Air Travel News
Briefs: Air Canada adds premium economy; Iberia workers walk out
In news of international carriers, Air Canada unveiled plans to install an international premium economy cabin on its new 777-300ERs; Spain’s Iberia was hit with a job action last week, and faces more in the weeks ahead; KLM adds new bag fees; and Lufthansa looks to a marine creature to make its aircraft fly more smoothly.
• Air Canada said it will expand in-flight seating options with a new international premium economy section as it takes delivery of five new long-range Boeing 777-300ERs. The first two are due in June and August of this year, and the premium economy cabin will first appear on Air Canada’s Montreal-Paris route starting July 11. The seats in the new cabin will be larger than regular economy seats, offering a greater angle of recline and seven additional inches of legroom. The cabin will be configured 2x4x2, and persons who buy premium economy tickets will also get premium meals, free drinks, and priority check-in and baggage delivery. The new aircraft will still offer an Executive First cabin with seats that recline fully flat.
• Spain’s Iberia — a member of the transatlantic joint venture that includes American and British Airways — had to cancel 39 percent of its schedule last week after labor unions walked off the job, and it faces further walkouts March 4-8 and March 18-22, according to media reports from Europe. The workers are protesting management’s plan to eliminate nearly a fifth of its total workforce as it struggles with adverse economic conditions. The flight cancellations last week mostly affected Iberia’s domestic schedule, where 53 percent of its flights were scrubbed; the airline canceled 39 percent of medium-haul flights but just 10 percent of long-haul services.
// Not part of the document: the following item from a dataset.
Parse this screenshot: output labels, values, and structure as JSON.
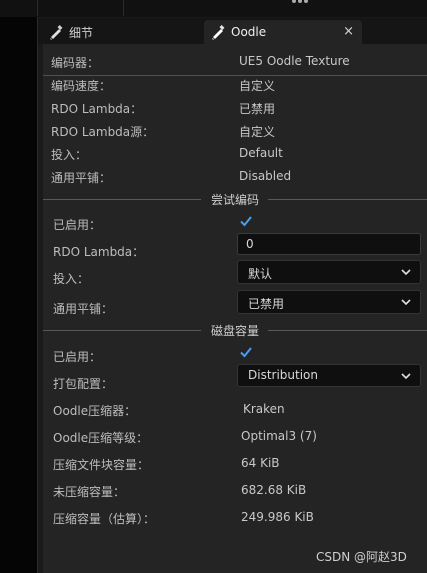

• KLM will begin assessing new fees for checked luggage on flights within Europe for flights booked on or after April 22. The charge for a bag booked in advance will be 15 euros ($20), while the fee at the airport will be 30 euros ($40). Members of KLM’s Flying Blue program will still be able to check one bag for no fee.
• Lufthansa is using a pair of its A340-300s to test a new material that could allow aircraft to move through the air more efficiently. The airline has installed several “test patches” on the planes’ fuselage and leading edge of the wings, using a new material designed with a fearsome marine creature in mind. “The aim of the research is to test the durability of a surface coating for aircraft that mimics shark skin under real-life flying conditions,” Lufthansa said. “The riblets that cover the entire skin of fast-swimming sharks reduce turbulent vortices and the drag they cause. This diminishes surface resistance when moving at speed.” The company said a German research institute discovered a way to emboss shark skin-like structures into aircraft paint.